You’ll be kept at the police station until you’re sober enough to go home, unless you record a breathalyser reading of more than 120, in which case you may be kept in a cell to attend court the next day. Otherwise, you’ll be bailed to appear at a magistrates’ court a few days later or released pending further investigation if the readings were unclear or unknown.
If you plead guilty, your licence will immediately be taken away from you and you’ll be disqualified from driving.
What penalties can you face for drink-driving?
The penalty you receive will depend upon various factors, including what your alcohol reading was, whether you had passengers in the car and if you had an accident while drink-driving. Any previous history of drink-driving or driving-related offences will also go against you.
While you can be sent to prison, most first-time offenders are generally given a financial penalty, particularly if there are no aggravating factors that made the incident worse. The following are the maximum penalties for different drink-driving offences:
Being in charge of a vehicle while above the legal limit
- Fine of up to £2,500
- Up to three months’ imprisonment
- Potential driving ban
Driving or attempting to drive while above the limit
- Unlimited fine
- Up to six months’ imprisonment
- Driving ban for at least one year (three years if convicted twice in 10 years)
Causing death by careless driving when under the influence of drink
- Unlimited fine
- Life imprisonment
- Minimum of a two-year driving ban
- An extended driving test to get your licence back
It’s also an offence in itself if you fail to provide a specimen of breath for a breathalyser test, or if you refuse to provide blood or urine for analysis. You could receive up to six months’ in jail, an unlimited and a driving ban for a year.
Can you avoid getting a driving ban?
You may be able to reduce your ban (by a quarter) if you take a drink-drive rehabilitation scheme (DDRS) course. These courses are offered at the court’s discretion if you’re banned from driving for 12 months or more.

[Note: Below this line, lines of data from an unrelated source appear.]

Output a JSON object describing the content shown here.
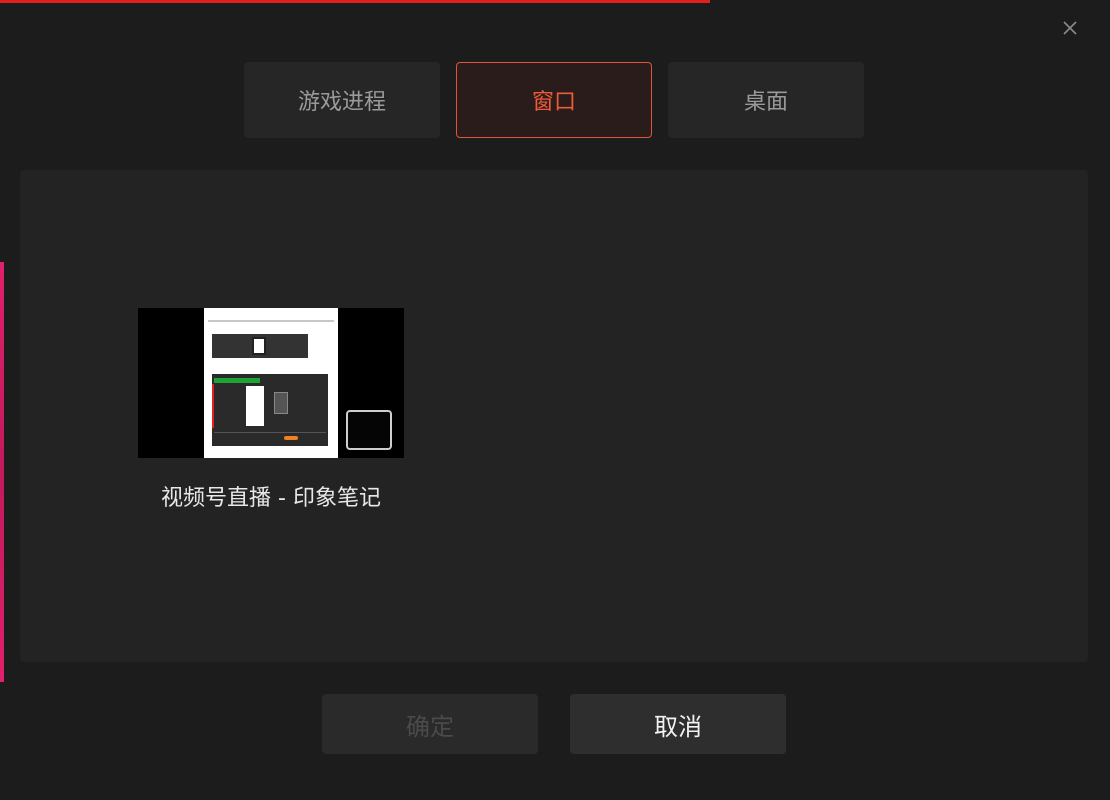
{
  "tabs": [
    {
      "label": "游戏进程",
      "active": false
    },
    {
      "label": "窗口",
      "active": true
    },
    {
      "label": "桌面",
      "active": false
    }
  ],
  "windows": [
    {
      "title": "视频号直播 - 印象笔记"
    }
  ],
  "buttons": {
    "confirm_label": "确定",
    "confirm_enabled": false,
    "cancel_label": "取消"
  },
  "icons": {
    "close": "close-icon"
  },
  "colors": {
    "accent": "#f05a3a",
    "progress": "#e02020",
    "background": "#1c1c1c",
    "panel": "#232323"
  }
}
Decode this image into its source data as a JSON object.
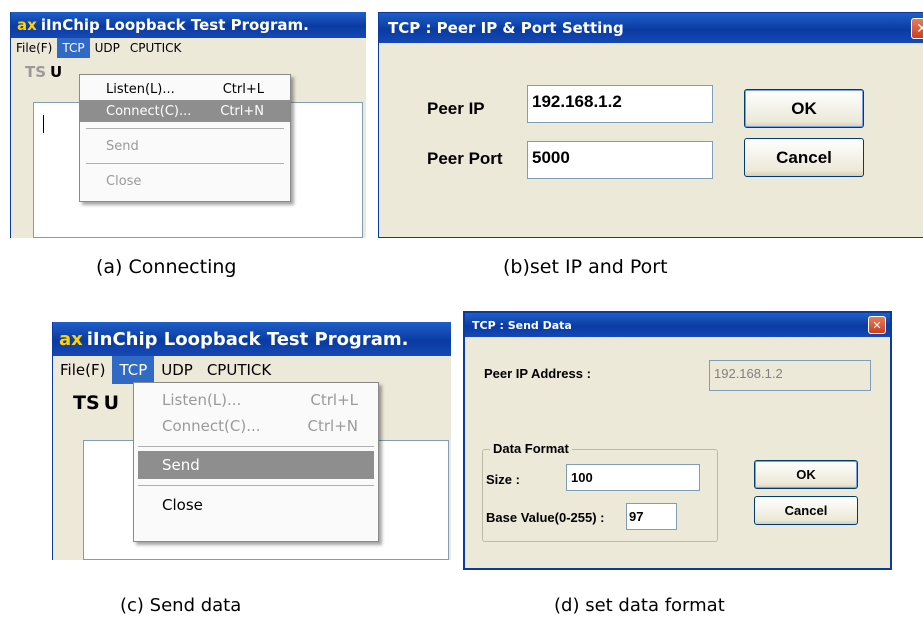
{
  "panel_a": {
    "title": "iInChip Loopback Test Program.",
    "app_mark": "ax",
    "menu": [
      "File(F)",
      "TCP",
      "UDP",
      "CPUTICK"
    ],
    "toolbar": [
      "TS",
      "U"
    ],
    "dropdown": {
      "items": [
        {
          "label": "Listen(L)...",
          "shortcut": "Ctrl+L"
        },
        {
          "label": "Connect(C)...",
          "shortcut": "Ctrl+N"
        },
        {
          "label": "Send",
          "shortcut": ""
        },
        {
          "label": "Close",
          "shortcut": ""
        }
      ]
    },
    "caption": "(a) Connecting"
  },
  "panel_b": {
    "title": "TCP : Peer IP & Port Setting",
    "peer_ip_label": "Peer IP",
    "peer_ip_value": "192.168.1.2",
    "peer_port_label": "Peer Port",
    "peer_port_value": "5000",
    "ok": "OK",
    "cancel": "Cancel",
    "caption": "(b)set IP and Port"
  },
  "panel_c": {
    "title": "iInChip Loopback Test Program.",
    "app_mark": "ax",
    "menu": [
      "File(F)",
      "TCP",
      "UDP",
      "CPUTICK"
    ],
    "toolbar": [
      "TS",
      "U"
    ],
    "dropdown": {
      "items": [
        {
          "label": "Listen(L)...",
          "shortcut": "Ctrl+L"
        },
        {
          "label": "Connect(C)...",
          "shortcut": "Ctrl+N"
        },
        {
          "label": "Send",
          "shortcut": ""
        },
        {
          "label": "Close",
          "shortcut": ""
        }
      ]
    },
    "caption": "(c)  Send data"
  },
  "panel_d": {
    "title": "TCP : Send Data",
    "peer_ip_label": "Peer IP Address :",
    "peer_ip_value": "192.168.1.2",
    "group_label": "Data Format",
    "size_label": "Size :",
    "size_value": "100",
    "base_label": "Base Value(0-255) :",
    "base_value": "97",
    "ok": "OK",
    "cancel": "Cancel",
    "caption": "(d) set data format"
  },
  "colors": {
    "titlebar": "#0a3ba3",
    "menu_highlight": "#316ac5",
    "item_highlight": "#8e8e8e",
    "close_button": "#c8401e"
  }
}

If you were in charge of a car while above the limit but didn’t actually drive it, there’s also a greater probability of avoiding a ban. Again, however, this is at the court’s discretion.
What other impacts do drink-driving charges have?
The impacts of drink-driving charges can be surprisingly far-reaching.
Of course, if there was a fatal or otherwise serious accident as a result of drink-driving, the consequences will be more distressing. Yet even if you’re stopped by the police without causing an accident, there could be repercussions that aren’t immediately apparent.
The obvious one is that a driving ban will probably cause you significant inconvenience. If you drive for work, your employer will see the drink-driving conviction on your licence and it’s likely that you’ll lose your job. Even if you don’t drive for a living though, employers can take a dim view of a conviction, while you’ll have to declare that conviction when applying for new jobs.
Whether you keep your licence or not, you can expect your car insurance costs to rise significantly. Depending upon the insurance company and the specific offence, you’ll have to declare the conviction to insurers for at least 3 years and possibly up to 11 years.
One consequence you may not expect is that a conviction for drink-driving makes travelling more complicated. Some countries might not let you in at all, while others, like the USA and Australia might make you go through a longer visa process.
What should you do if you’ve been charged with drink-driving?
The first step should always be to enlist the help of a specialist drink-driving solicitor as soon as possible. In the vast majority of cases, you’ll only be able to consult a solicitor after you’ve given your breath tests at the police station.
As with all crimes, pleading guilty early on in proceedings can reduce the penalties you face. If you have one present, a solicitor may recommend you plead guilty immediately after an over-the-limit breathalyser test result. This is another reason to seek legal representation as soon as you can.
A solicitor will detail the legal process after being charged, helping to prepare you for the possible outcomes and working to ensure the damage to your personal and professional lives is minimised.